One happy family. After the deal was struck in Downing Street.
By Anthony Neeson
The North’s Democratic Unionist Party’s deal with the Conservative Party, reached during talks in Downing Street, will see the DUP prop up the Tory government for the next five years.
That’s if the combined Conservative/DUP vote tally at Westminster can maintain its razor thin majority in the House of Commons.
The deal includes an extra £1 billion in public spending for Northern Ireland over two years.
The “confidence and supply” deal will see the DUP’s ten MPs support the Theresa May-led government on Brexit, the budget and national security.
Leaving Downing Street on Monday, DUP leader Arlene Foster said the extra money should make a deal between her party and Sinn Féin to reestablish the executive at Stormont more likely.
Sinn Féin, however, are still insistent that Foster cannot return as first minister as an inquiry into the RHI heating scandal is currently underway.
Most of the new money for Northern Ireland will go into infrastructure projects as well as health and education.
Mrs. Foster said the agreement would “boost the economy and invest in new infrastructure as well as investing in the future of our health and education sectors.”

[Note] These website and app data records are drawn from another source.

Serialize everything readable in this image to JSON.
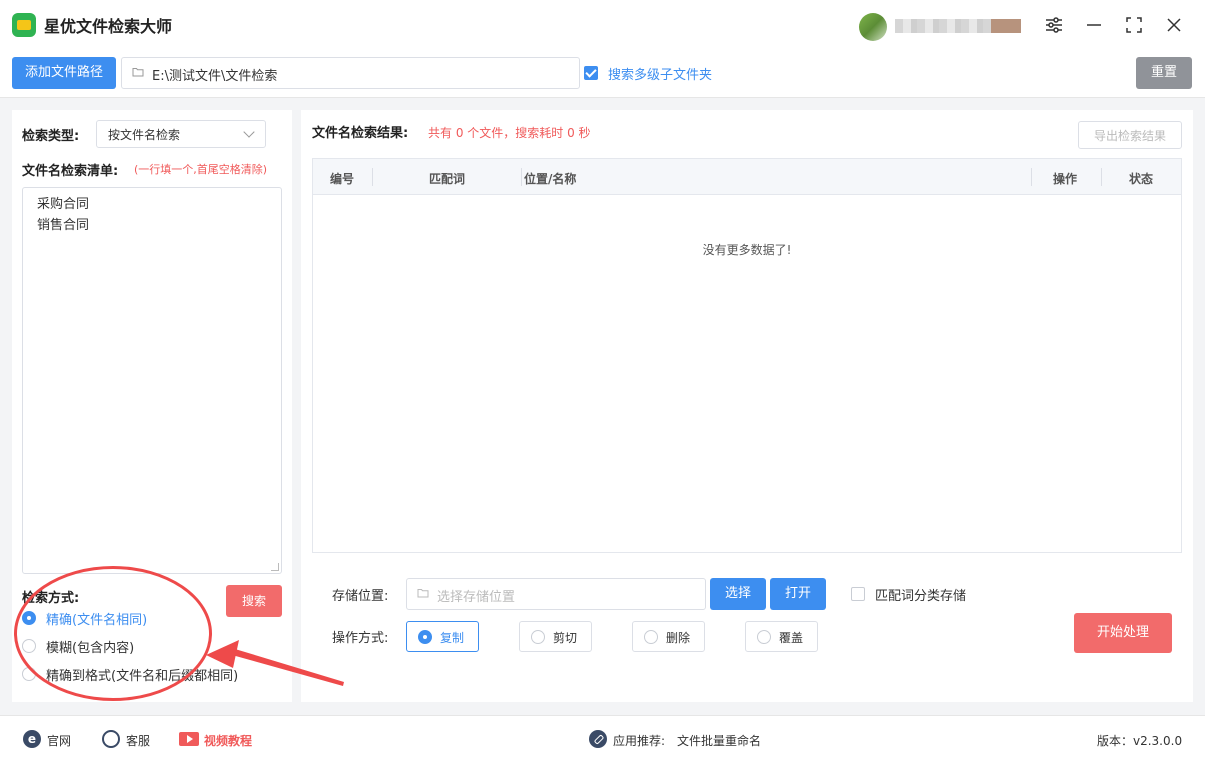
{
  "app": {
    "title": "星优文件检索大师"
  },
  "toolbar": {
    "add_path_label": "添加文件路径",
    "path_value": "E:\\测试文件\\文件检索",
    "subfolder_label": "搜索多级子文件夹",
    "subfolder_checked": true,
    "reset_label": "重置"
  },
  "left": {
    "search_type_label": "检索类型:",
    "search_type_value": "按文件名检索",
    "list_label": "文件名检索清单:",
    "list_hint": "(一行填一个,首尾空格清除)",
    "list_items": [
      "采购合同",
      "销售合同"
    ],
    "method_label": "检索方式:",
    "search_button": "搜索",
    "methods": [
      {
        "label": "精确(文件名相同)",
        "selected": true
      },
      {
        "label": "模糊(包含内容)",
        "selected": false
      },
      {
        "label": "精确到格式(文件名和后缀都相同)",
        "selected": false
      }
    ]
  },
  "right": {
    "result_title": "文件名检索结果:",
    "result_stat": "共有 0 个文件，搜索耗时 0 秒",
    "export_label": "导出检索结果",
    "columns": [
      "编号",
      "匹配词",
      "位置/名称",
      "操作",
      "状态"
    ],
    "empty_message": "没有更多数据了!",
    "storage_label": "存储位置:",
    "storage_placeholder": "选择存储位置",
    "choose_label": "选择",
    "open_label": "打开",
    "classify_label": "匹配词分类存储",
    "classify_checked": false,
    "op_label": "操作方式:",
    "operations": [
      {
        "label": "复制",
        "selected": true
      },
      {
        "label": "剪切",
        "selected": false
      },
      {
        "label": "删除",
        "selected": false
      },
      {
        "label": "覆盖",
        "selected": false
      }
    ],
    "start_label": "开始处理"
  },
  "footer": {
    "official_site": "官网",
    "customer_service": "客服",
    "video_tutorial": "视频教程",
    "recommend_label": "应用推荐:",
    "recommend_app": "文件批量重命名",
    "version": "版本：v2.3.0.0"
  },
  "colors": {
    "primary": "#3d8ef0",
    "danger": "#f26b6b",
    "app_logo": "#2fb352"
  }
}
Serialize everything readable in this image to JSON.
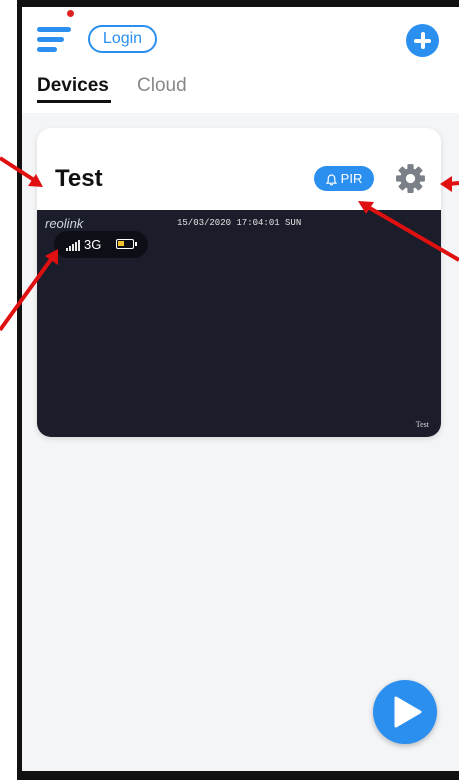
{
  "header": {
    "login_label": "Login",
    "icons": {
      "menu": "menu-icon",
      "add": "plus-circle-icon"
    }
  },
  "tabs": [
    {
      "label": "Devices",
      "active": true
    },
    {
      "label": "Cloud",
      "active": false
    }
  ],
  "device_card": {
    "name": "Test",
    "mode_badge": "PIR",
    "settings_icon": "gear-icon",
    "preview": {
      "brand": "reolink",
      "timestamp": "15/03/2020 17:04:01 SUN",
      "network": "3G",
      "camera_label": "Test"
    }
  },
  "fab": {
    "icon": "play-icon"
  },
  "colors": {
    "accent": "#2b8ff0",
    "background": "#f4f5f7",
    "preview_bg": "#1b1d2a",
    "annotation_arrow": "#e01010"
  }
}
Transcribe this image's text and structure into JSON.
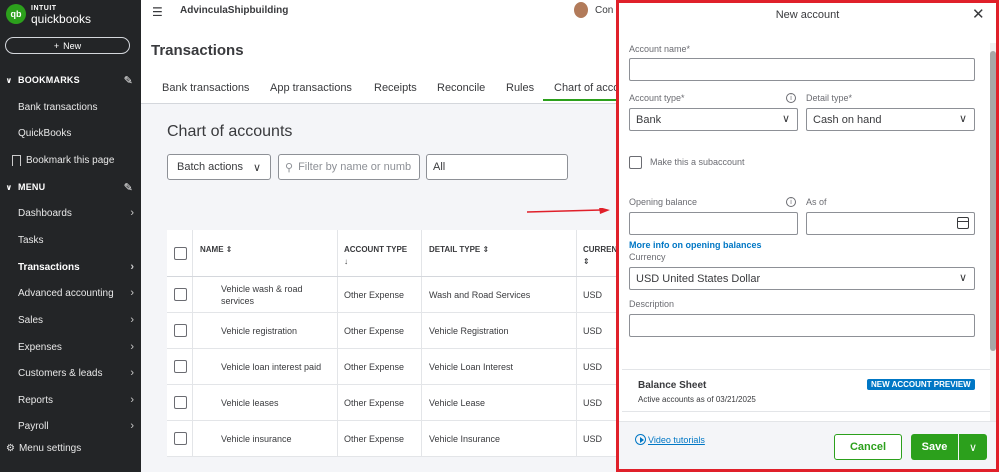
{
  "sidebar": {
    "logo_intuit": "INTUIT",
    "logo_product": "quickbooks",
    "new_label": "New",
    "bookmarks_header": "BOOKMARKS",
    "bookmarks": [
      "Bank transactions",
      "QuickBooks",
      "Bookmark this page"
    ],
    "menu_header": "MENU",
    "menu_items": [
      {
        "label": "Dashboards",
        "arrow": true
      },
      {
        "label": "Tasks",
        "arrow": false
      },
      {
        "label": "Transactions",
        "arrow": true
      },
      {
        "label": "Advanced accounting",
        "arrow": true
      },
      {
        "label": "Sales",
        "arrow": true
      },
      {
        "label": "Expenses",
        "arrow": true
      },
      {
        "label": "Customers & leads",
        "arrow": true
      },
      {
        "label": "Reports",
        "arrow": true
      },
      {
        "label": "Payroll",
        "arrow": true
      }
    ],
    "menu_settings": "Menu settings"
  },
  "header": {
    "company": "AdvinculaShipbuilding",
    "user": "Con"
  },
  "page": {
    "title": "Transactions",
    "tabs": [
      "Bank transactions",
      "App transactions",
      "Receipts",
      "Reconcile",
      "Rules",
      "Chart of acco"
    ],
    "active_tab": "Chart of acco"
  },
  "coa": {
    "title": "Chart of accounts",
    "batch_actions": "Batch actions",
    "filter_placeholder": "Filter by name or numb",
    "all_select": "All",
    "columns": {
      "name": "NAME",
      "account_type": "ACCOUNT TYPE",
      "detail_type": "DETAIL TYPE",
      "currency": "CURREN"
    },
    "rows": [
      {
        "name": "Vehicle wash & road services",
        "type": "Other Expense",
        "detail": "Wash and Road Services",
        "currency": "USD"
      },
      {
        "name": "Vehicle registration",
        "type": "Other Expense",
        "detail": "Vehicle Registration",
        "currency": "USD"
      },
      {
        "name": "Vehicle loan interest paid",
        "type": "Other Expense",
        "detail": "Vehicle Loan Interest",
        "currency": "USD"
      },
      {
        "name": "Vehicle leases",
        "type": "Other Expense",
        "detail": "Vehicle Lease",
        "currency": "USD"
      },
      {
        "name": "Vehicle insurance",
        "type": "Other Expense",
        "detail": "Vehicle Insurance",
        "currency": "USD"
      }
    ]
  },
  "drawer": {
    "title": "New account",
    "account_name_label": "Account name*",
    "account_name_value": "",
    "account_type_label": "Account type*",
    "account_type_value": "Bank",
    "detail_type_label": "Detail type*",
    "detail_type_value": "Cash on hand",
    "subaccount_label": "Make this a subaccount",
    "opening_balance_label": "Opening balance",
    "as_of_label": "As of",
    "opening_info_link": "More info on opening balances",
    "currency_label": "Currency",
    "currency_value": "USD United States Dollar",
    "description_label": "Description",
    "preview_title": "Balance Sheet",
    "preview_sub": "Active accounts as of 03/21/2025",
    "preview_badge": "NEW ACCOUNT PREVIEW",
    "video_link": "Video tutorials",
    "cancel": "Cancel",
    "save": "Save"
  },
  "colors": {
    "accent_green": "#2ca01c",
    "link_blue": "#0077c5",
    "sidebar_bg": "#232527",
    "highlight_red": "#e0202a"
  }
}
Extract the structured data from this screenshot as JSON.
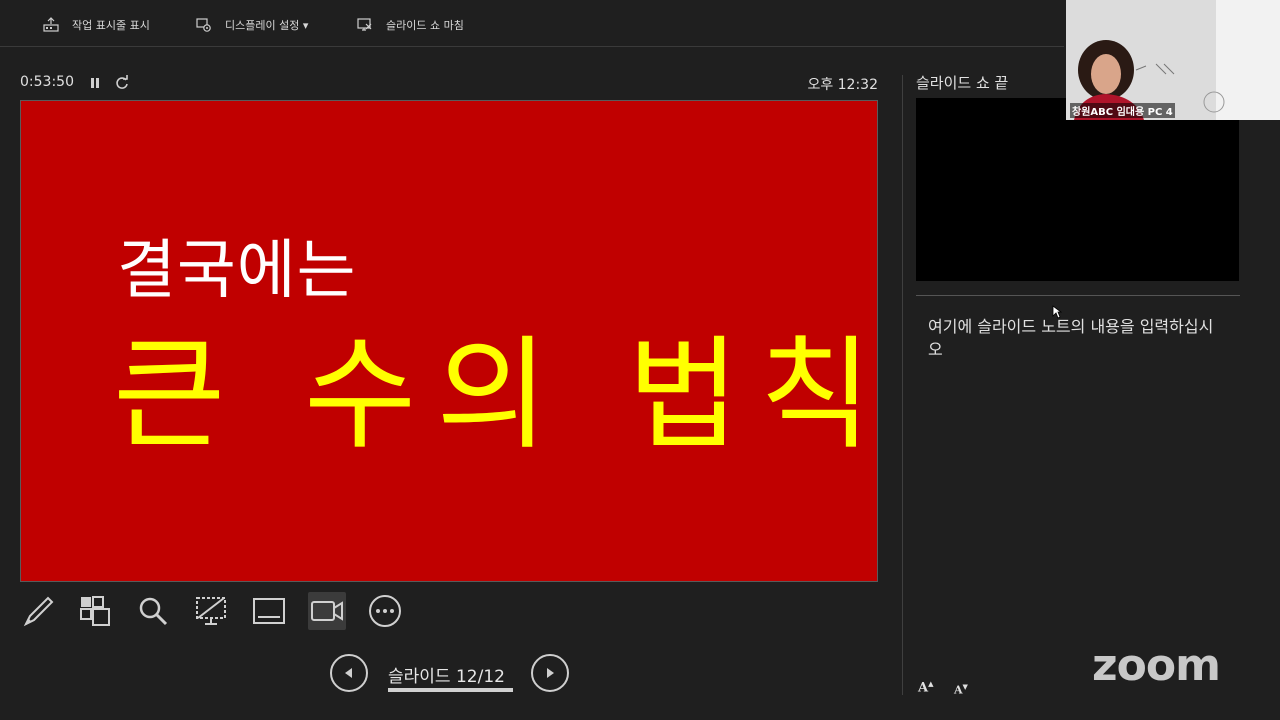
{
  "toolbar": {
    "show_taskbar": "작업 표시줄 표시",
    "display_settings": "디스플레이 설정 ▾",
    "end_slideshow": "슬라이드 쇼 마침"
  },
  "presenter": {
    "timer": "0:53:50",
    "clock": "오후 12:32",
    "slide_counter": "슬라이드 12/12"
  },
  "slide": {
    "line1": "결국에는",
    "line2": "큰 수의 법칙",
    "background": "#c00000",
    "line1_color": "#ffffff",
    "line2_color": "#ffff00"
  },
  "next_slide": {
    "label": "슬라이드 쇼 끝"
  },
  "notes": {
    "text": "여기에 슬라이드 노트의 내용을 입력하십시오"
  },
  "tools": [
    "pen-icon",
    "slides-grid-icon",
    "zoom-magnifier-icon",
    "black-screen-icon",
    "subtitles-icon",
    "camera-icon",
    "more-options-icon"
  ],
  "video": {
    "participant": "창원ABC 임대용 PC 4"
  },
  "brand": {
    "logo": "zoom"
  },
  "font_controls": {
    "increase": "A",
    "decrease": "A"
  }
}
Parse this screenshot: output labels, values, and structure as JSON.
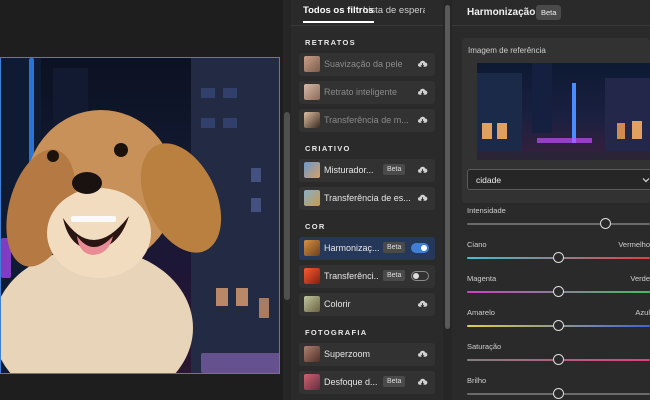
{
  "filters_panel": {
    "tabs": [
      {
        "label": "Todos os filtros",
        "active": true
      },
      {
        "label": "Lista de espera",
        "active": false
      }
    ],
    "sections": [
      {
        "title": "RETRATOS",
        "items": [
          {
            "label": "Suavização da pele",
            "dim": true,
            "action": "cloud-download-icon"
          },
          {
            "label": "Retrato inteligente",
            "dim": true,
            "action": "cloud-download-icon"
          },
          {
            "label": "Transferência de m...",
            "dim": true,
            "action": "cloud-download-icon"
          }
        ]
      },
      {
        "title": "CRIATIVO",
        "items": [
          {
            "label": "Misturador...",
            "beta": "Beta",
            "action": "cloud-download-icon"
          },
          {
            "label": "Transferência de es...",
            "action": "cloud-download-icon"
          }
        ]
      },
      {
        "title": "COR",
        "items": [
          {
            "label": "Harmonizaç...",
            "beta": "Beta",
            "toggle": "on",
            "selected": true
          },
          {
            "label": "Transferênci...",
            "beta": "Beta",
            "toggle": "off"
          },
          {
            "label": "Colorir",
            "action": "cloud-download-icon"
          }
        ]
      },
      {
        "title": "FOTOGRAFIA",
        "items": [
          {
            "label": "Superzoom",
            "action": "cloud-download-icon"
          },
          {
            "label": "Desfoque d...",
            "beta": "Beta",
            "action": "cloud-download-icon"
          }
        ]
      }
    ]
  },
  "settings": {
    "title": "Harmonização",
    "badge": "Beta",
    "reference_label": "Imagem de referência",
    "reference_select": "cidade",
    "sliders": [
      {
        "label": "Intensidade",
        "right": "",
        "value": 0.76,
        "track": "gray"
      },
      {
        "label": "Ciano",
        "right": "Vermelho",
        "value": 0.5,
        "track": "cyan-red"
      },
      {
        "label": "Magenta",
        "right": "Verde",
        "value": 0.5,
        "track": "magenta-green"
      },
      {
        "label": "Amarelo",
        "right": "Azul",
        "value": 0.5,
        "track": "yellow-blue"
      },
      {
        "label": "Saturação",
        "right": "",
        "value": 0.5,
        "track": "saturation"
      },
      {
        "label": "Brilho",
        "right": "",
        "value": 0.5,
        "track": "gray"
      }
    ]
  }
}
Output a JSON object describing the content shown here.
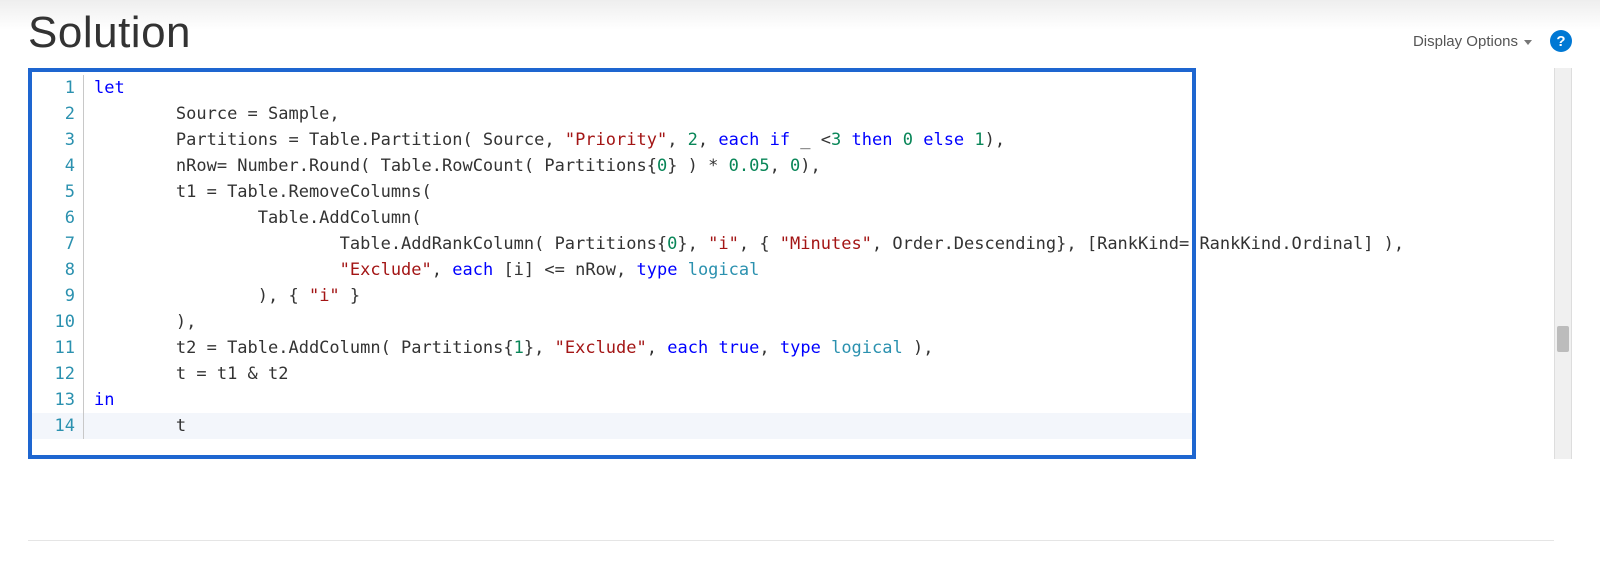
{
  "header": {
    "title": "Solution",
    "display_options_label": "Display Options",
    "help_label": "?"
  },
  "editor": {
    "lines": [
      {
        "n": 1,
        "indent": 0,
        "tokens": [
          [
            "kw",
            "let"
          ]
        ]
      },
      {
        "n": 2,
        "indent": 2,
        "tokens": [
          [
            "ident",
            "Source = Sample,"
          ]
        ]
      },
      {
        "n": 3,
        "indent": 2,
        "tokens": [
          [
            "ident",
            "Partitions = Table.Partition( Source, "
          ],
          [
            "str",
            "\"Priority\""
          ],
          [
            "ident",
            ", "
          ],
          [
            "num",
            "2"
          ],
          [
            "ident",
            ", "
          ],
          [
            "kw",
            "each if"
          ],
          [
            "ident",
            " _ <"
          ],
          [
            "num",
            "3"
          ],
          [
            "ident",
            " "
          ],
          [
            "kw",
            "then"
          ],
          [
            "ident",
            " "
          ],
          [
            "num",
            "0"
          ],
          [
            "ident",
            " "
          ],
          [
            "kw",
            "else"
          ],
          [
            "ident",
            " "
          ],
          [
            "num",
            "1"
          ],
          [
            "ident",
            "),"
          ]
        ]
      },
      {
        "n": 4,
        "indent": 2,
        "tokens": [
          [
            "ident",
            "nRow= Number.Round( Table.RowCount( Partitions{"
          ],
          [
            "num",
            "0"
          ],
          [
            "ident",
            "} ) * "
          ],
          [
            "num",
            "0.05"
          ],
          [
            "ident",
            ", "
          ],
          [
            "num",
            "0"
          ],
          [
            "ident",
            "),"
          ]
        ]
      },
      {
        "n": 5,
        "indent": 2,
        "tokens": [
          [
            "ident",
            "t1 = Table.RemoveColumns("
          ]
        ]
      },
      {
        "n": 6,
        "indent": 4,
        "tokens": [
          [
            "ident",
            "Table.AddColumn("
          ]
        ]
      },
      {
        "n": 7,
        "indent": 6,
        "tokens": [
          [
            "ident",
            "Table.AddRankColumn( Partitions{"
          ],
          [
            "num",
            "0"
          ],
          [
            "ident",
            "}, "
          ],
          [
            "str",
            "\"i\""
          ],
          [
            "ident",
            ", { "
          ],
          [
            "str",
            "\"Minutes\""
          ],
          [
            "ident",
            ", Order.Descending}, [RankKind= RankKind.Ordinal] ),"
          ]
        ]
      },
      {
        "n": 8,
        "indent": 6,
        "tokens": [
          [
            "str",
            "\"Exclude\""
          ],
          [
            "ident",
            ", "
          ],
          [
            "kw",
            "each"
          ],
          [
            "ident",
            " [i] <= nRow, "
          ],
          [
            "kw",
            "type"
          ],
          [
            "ident",
            " "
          ],
          [
            "type",
            "logical"
          ]
        ]
      },
      {
        "n": 9,
        "indent": 4,
        "tokens": [
          [
            "ident",
            "), { "
          ],
          [
            "str",
            "\"i\""
          ],
          [
            "ident",
            " }"
          ]
        ]
      },
      {
        "n": 10,
        "indent": 2,
        "tokens": [
          [
            "ident",
            "),"
          ]
        ]
      },
      {
        "n": 11,
        "indent": 2,
        "tokens": [
          [
            "ident",
            "t2 = Table.AddColumn( Partitions{"
          ],
          [
            "num",
            "1"
          ],
          [
            "ident",
            "}, "
          ],
          [
            "str",
            "\"Exclude\""
          ],
          [
            "ident",
            ", "
          ],
          [
            "kw",
            "each"
          ],
          [
            "ident",
            " "
          ],
          [
            "const",
            "true"
          ],
          [
            "ident",
            ", "
          ],
          [
            "kw",
            "type"
          ],
          [
            "ident",
            " "
          ],
          [
            "type",
            "logical"
          ],
          [
            "ident",
            " ),"
          ]
        ]
      },
      {
        "n": 12,
        "indent": 2,
        "tokens": [
          [
            "ident",
            "t = t1 & t2"
          ]
        ]
      },
      {
        "n": 13,
        "indent": 0,
        "tokens": [
          [
            "kw",
            "in"
          ]
        ]
      },
      {
        "n": 14,
        "indent": 2,
        "tokens": [
          [
            "ident",
            "t"
          ]
        ],
        "current": true
      }
    ]
  }
}
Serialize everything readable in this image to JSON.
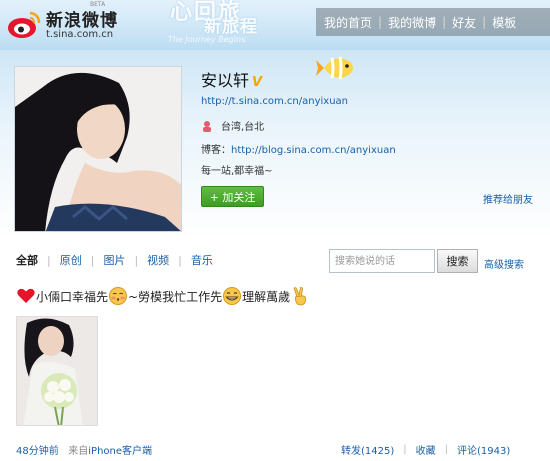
{
  "header": {
    "logo_text": "新浪微博",
    "logo_domain": "t.sina.com.cn",
    "logo_tag": "BETA",
    "banner_main": "心回旅",
    "banner_sub": "新旅程",
    "banner_en": "The Journey Begins",
    "nav": [
      {
        "label": "我的首页"
      },
      {
        "label": "我的微博"
      },
      {
        "label": "好友"
      },
      {
        "label": "模板"
      }
    ],
    "nav_separator": "|"
  },
  "profile": {
    "name": "安以轩",
    "verified_badge": "V",
    "url": "http://t.sina.com.cn/anyixuan",
    "location": "台湾,台北",
    "blog_label": "博客：",
    "blog_url": "http://blog.sina.com.cn/anyixuan",
    "motto": "每一站,都幸福~",
    "follow_label": "+ 加关注",
    "recommend_label": "推荐给朋友"
  },
  "filter": {
    "tabs": [
      {
        "label": "全部",
        "active": true
      },
      {
        "label": "原创",
        "active": false
      },
      {
        "label": "图片",
        "active": false
      },
      {
        "label": "视频",
        "active": false
      },
      {
        "label": "音乐",
        "active": false
      }
    ],
    "tab_separator": "|",
    "search_placeholder": "搜索她说的话",
    "search_button": "搜索",
    "advanced_search": "高级搜索"
  },
  "post": {
    "segments": {
      "seg1": "小倆口幸福先",
      "seg2": "~勞模我忙工作先",
      "seg3": "理解萬歲"
    },
    "emoticons": [
      "heart-icon",
      "shy-face-icon",
      "grin-face-icon",
      "victory-hand-icon"
    ],
    "time": "48分钟前",
    "source_prefix": "来自",
    "source": "iPhone客户端",
    "actions": {
      "repost": "转发(1425)",
      "favorite": "收藏",
      "comment": "评论(1943)"
    },
    "action_separator": "|"
  },
  "colors": {
    "link": "#1a5fa8",
    "follow_button": "#4aa82d",
    "header_bg": "#cfe7f7",
    "nav_bg": "#6e7882"
  }
}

British Prime Minister Theresa May, whose miscalculation in calling a snap election earlier this month has led to the alliance between the Conservatives and the DUP, said: “I welcome this agreement which will enable us to work together in the interest of the whole United Kingdom, give us the certainty we require as we embark on our departure from the European Union, and help us build a stronger and fairer society at home. In the interests of transparency, the full terms of this agreement have been published.”
May said the DUP and the Tories "share many values" and the agreement was "a very good one.”
Speaking about the talks that are now taking place in Belfast, she added: “Her Majesty’s Government will continue to do everything we can to work with the parties in Northern Ireland, alongside the Irish government, to bring back a strong voice at Stormont (the deadline is Thursday, June 29) for a positive future for everyone in Northern Ireland.”
However, reaction among other North parties was focused more on Brexit than the Downing Street billion.
Sinn Féin president Gerry Adams said: “The price of today’s DUP-Tory deal is DUP support for continued Tory Austerity and cuts to public services.
“It provides a blank check for a Tory Brexit, which threatens the Good Friday Agreement."
SDLP leader Colum Eastwood said: "The Tories may have bought the DUP but we will continue to be vocal opponents of the hard Brexit juggernaut that is barreling down the line.
"People in Northern Ireland voted to defend our position in Europe, we will not quietly acquiesce to a Tory Brexit."